The only reason we headed to
that spring day in 1971 was because we knew half way up into the Ponoco’s along
Route 80, we would never make it to Portland
in our home made camper.
It we could not get this big wooden box over the sloped edge of these low mountains in the east, how could we expect to get it over the steep
Rockies out west?
Even on these smooth roads rising out of the Delaware Water Gap the wind blew us from lane to lane. So we pulled over onto the side of the highway, unfolded a map, and looked for large swatches of yellow that indicated large population areas.
We did not want to get stuck out in a rural area after what we had encountered in similar landscape of
Even this late, some people in this part of the world still hated hippies.
Even then, we drove north warily, remembering a from a week earlier the New York State cop that had rousted us at a rest stop for our sleeping there over night on our way back from the Canadian border. And that was allegedly more hippie friendly
But it didn’t feel bad as we rolled up and down the rolling hills that led into the east side of
It felt refreshing after having lived in the cluttered Lower East
Side for the last six months, even though I was stuck in the back
of the box for most of the trip, peeping out the back door at the road we’d
We barely made the trip up the hill to the final drop into
stopping at the look out to ponder our chances and to debate whether we should
heed the warning signs that claimed no trucks should try and make the descent.
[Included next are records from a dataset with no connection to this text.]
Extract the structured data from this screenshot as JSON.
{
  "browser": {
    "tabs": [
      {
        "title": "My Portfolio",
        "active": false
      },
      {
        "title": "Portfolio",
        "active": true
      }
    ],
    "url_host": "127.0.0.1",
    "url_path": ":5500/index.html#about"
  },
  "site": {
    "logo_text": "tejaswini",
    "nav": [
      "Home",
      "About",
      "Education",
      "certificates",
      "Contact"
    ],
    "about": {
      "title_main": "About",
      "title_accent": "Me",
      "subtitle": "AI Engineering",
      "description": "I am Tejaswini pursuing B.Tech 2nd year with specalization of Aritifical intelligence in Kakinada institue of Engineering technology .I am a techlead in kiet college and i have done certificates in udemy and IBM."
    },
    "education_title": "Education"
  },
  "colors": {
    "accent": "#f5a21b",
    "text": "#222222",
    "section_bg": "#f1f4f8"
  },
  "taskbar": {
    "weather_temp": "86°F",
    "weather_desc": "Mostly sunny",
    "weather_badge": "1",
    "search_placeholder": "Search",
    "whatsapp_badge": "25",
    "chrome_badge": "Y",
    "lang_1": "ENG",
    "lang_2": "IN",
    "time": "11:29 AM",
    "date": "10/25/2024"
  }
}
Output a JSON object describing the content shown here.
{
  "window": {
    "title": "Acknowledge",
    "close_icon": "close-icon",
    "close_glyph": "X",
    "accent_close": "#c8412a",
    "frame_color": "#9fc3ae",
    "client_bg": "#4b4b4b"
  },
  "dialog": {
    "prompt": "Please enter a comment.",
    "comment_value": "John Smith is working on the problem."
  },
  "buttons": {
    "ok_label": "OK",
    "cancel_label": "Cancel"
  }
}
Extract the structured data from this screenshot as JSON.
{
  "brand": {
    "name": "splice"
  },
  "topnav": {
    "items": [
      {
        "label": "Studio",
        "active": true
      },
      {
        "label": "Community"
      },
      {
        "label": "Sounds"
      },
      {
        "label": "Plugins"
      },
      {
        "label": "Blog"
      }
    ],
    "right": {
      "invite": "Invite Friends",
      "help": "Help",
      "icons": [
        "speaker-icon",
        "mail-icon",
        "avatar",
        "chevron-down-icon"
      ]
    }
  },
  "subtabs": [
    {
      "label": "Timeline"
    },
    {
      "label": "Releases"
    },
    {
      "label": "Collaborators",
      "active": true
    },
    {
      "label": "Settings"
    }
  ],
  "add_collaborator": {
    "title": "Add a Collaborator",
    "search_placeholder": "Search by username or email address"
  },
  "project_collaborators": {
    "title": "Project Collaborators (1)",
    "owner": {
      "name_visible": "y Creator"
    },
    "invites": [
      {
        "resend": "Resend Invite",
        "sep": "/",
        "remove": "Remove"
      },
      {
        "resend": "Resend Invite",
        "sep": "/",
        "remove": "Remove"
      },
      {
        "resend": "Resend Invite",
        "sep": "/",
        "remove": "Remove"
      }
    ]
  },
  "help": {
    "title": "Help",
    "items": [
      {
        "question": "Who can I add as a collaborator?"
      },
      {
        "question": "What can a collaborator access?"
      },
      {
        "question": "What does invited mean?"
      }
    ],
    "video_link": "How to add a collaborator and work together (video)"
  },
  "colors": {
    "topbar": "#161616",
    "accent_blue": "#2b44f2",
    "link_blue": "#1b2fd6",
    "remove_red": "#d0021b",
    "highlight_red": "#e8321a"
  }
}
Just to get there, we had to get out and walk beside the truck as it struggled up to that last peak. Riding down would be more like rolling a stone, and we were not sure the brakes would hold and we could stop once we started rolling.
But they held, and when we reached less steep landscape, I saw two and three family houses along either side.
Mike, Marie, Louise and the baby road in the cab of our strange pick up and camper, and so got to see the whole journey I only saw in reverse.
Mike, who did nearly all the driving at this point, pulled over several times to talk to freaks he spotted on the street. At one point, Louise came into the back with the baby and so leaving us both to lean out to listen to what was said, debating if we should be involved in the discussion. But it had been a rough trip on the baby already, and she was finally asleep, and so we waited until Mike’s face appeared at the door.
He was a shy man really, despite making the FBI’s most wanted list for a week or so (and later would get that distinction again when the feds ran out of killers and rapists, and had to settle for non-political rebels to hunt,) and angry rebel who had already lived his life in frustration and hadn’t yet reached the unbearable and untrustworthy age of 30 (he must have been 25 then.)
He grinned at us, and told us that he had found someone who might be willing to trade an old car for our box on wheels, a vehicle that might manage the next 2,900 miles to
when the box clearly could not. He said these people would also allow us to
spend a few days at their place if we wanted to rest after the grueling first
hundred miles of our trip west.
Louise, being concerned about the baby, said we should. She looked so much like the Madonna with Christ Child at that moment, I could not decline, even though I had some doubts.
I did not know that this town, this amazing haven in the hills of northern Pennsylvania would loom so largely in the future, and that it would become a place of refuge later, and a place to which I would come often, sometimes in extreme joy, sometimes in utter misery, but always leaving me changed.